Yet another advantage Jess has over Dean lies in the fact that he has a genuine personality. I’m not one to throw away terms such as “written by a woman” but it’s truly the only way to describe him. Perhaps this is a tangent that should be better explored within another article, but lately I’ve come to an interesting conclusion about fictional male characters. I’m guilty of this very thing myself, but female writers have a sickening tendency to characterize their male characters with an image of their mind of an ideal man. However, this ideal is really just a caricature of the perfect male who possesses emotional depth and the capacity for witty banter and critical thought that is so rarely expressed by real men.
Jess is one of the best examples of such men – he shares similar interests with Rory in regards to music and books, granting him personality, but he has a unique “bad boy” edge that awards him sex appeal and calls to the innate desire for protection and special treatment that’s so common among teenage girls, allowing them to continue this self-insert fantasy that leads to them living vicariously through Rory. Jess possesses a sense of personality and emotional depth not even rivaled by Logan, despite his natural charisma and willingness to go to extreme lengths to please Rory.

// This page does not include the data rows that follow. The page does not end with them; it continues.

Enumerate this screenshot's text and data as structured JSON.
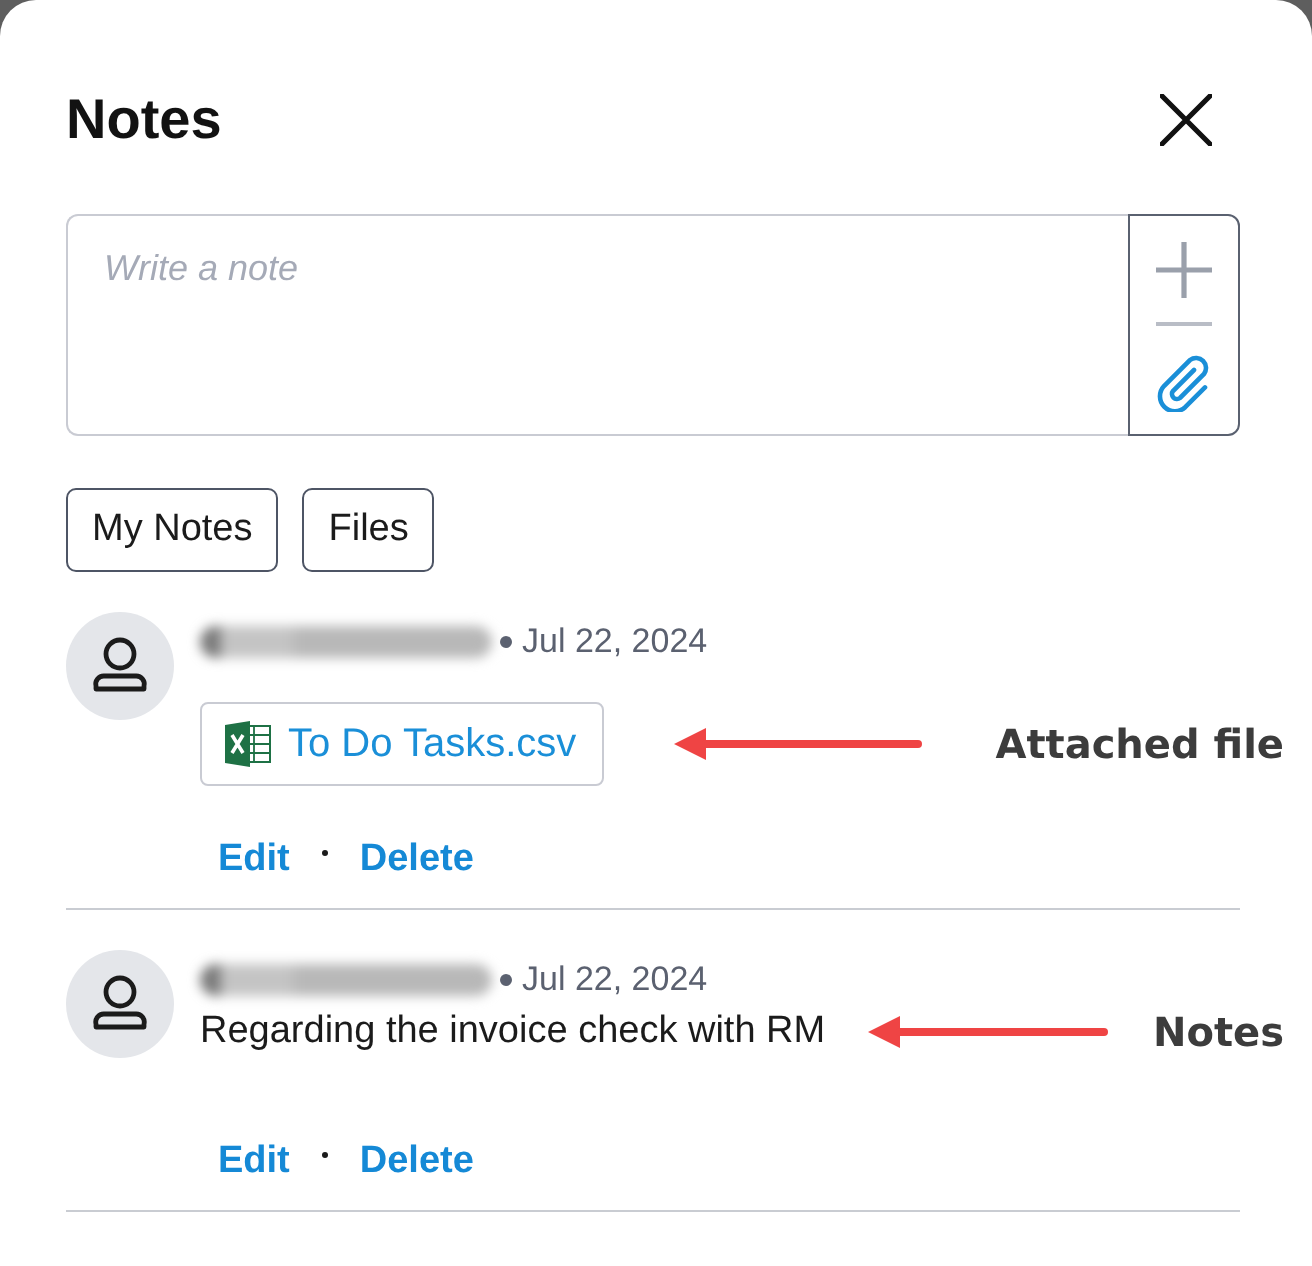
{
  "dialog": {
    "title": "Notes"
  },
  "composer": {
    "placeholder": "Write a note"
  },
  "filters": [
    {
      "label": "My Notes"
    },
    {
      "label": "Files"
    }
  ],
  "notes": [
    {
      "kind": "file",
      "date": "Jul 22, 2024",
      "file": "To Do Tasks.csv",
      "actions": [
        "Edit",
        "Delete"
      ],
      "annotation": "Attached file"
    },
    {
      "kind": "text",
      "date": "Jul 22, 2024",
      "text": "Regarding the invoice check with RM",
      "actions": [
        "Edit",
        "Delete"
      ],
      "annotation": "Notes"
    }
  ]
}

Of course, Logan wins some points simply because of how sad the ending of their relationship was. The unfinished business trope gets the people (me) every time. But naturally, Jess has something going for him on that front as well. The wild ride that the viewers of Gilmore Girls were put through in Season 3 was absolutely unparalleled to any other season (except for possibly the Yale drop-out arc) starting out so well with the beginning of their relationship and taking a horrifyingly fast down-turn. One minute Jess and Rory were sharing their thoughts on Dave Rygalski, the next he and Dean were fighting at the house party.
And then, because Amy Sherman-Palladino has a few sadistic tendencies (as all TV writers should, honestly) Rory and Jess never really talked about their relationship. Next thing we knew, he was in California and she was calling him at graduation telling him she wasn’t going to pine over him. Thanks for letting us know girl! But Jess’ return in the later seasons only really results in him reprimanding her for dropping out of Yale and criticizing Logan for owning a Porsche (legitimate critique that was later reiterated by Paris in the infamous doorway scene.) The fact that Jess and Rory’s relationship never had any sense of closure left the audience itching for more. More of Jess, more of Jess and Rory, more of everything.
Jess Mariano is a highly complicated man, and while I personally identify with Team Logan, I can’t make any claim to imply that the sheer fascination with him as a person, and thus their relationship, has zero legitimacy. He is by far the most intriguing love interest, and possibly even the most intriguing male on the show, or maybe even the planet.
That being said, I find it hard to ignore his poor treatment of Rory through Season 3, his borderline obsessive competition with Dean, and the scene in Kyle’s bedroom (you know what I’m referring to). Even if he made some points during his return in the scene with Rory and Logan, he still falls short in many other ways. After all, as Lane Kim once wisely said in Season 4, Episode 22, “It’s part of why he’s so cute. He’s unpredictable.” Thank you for the input, Lane.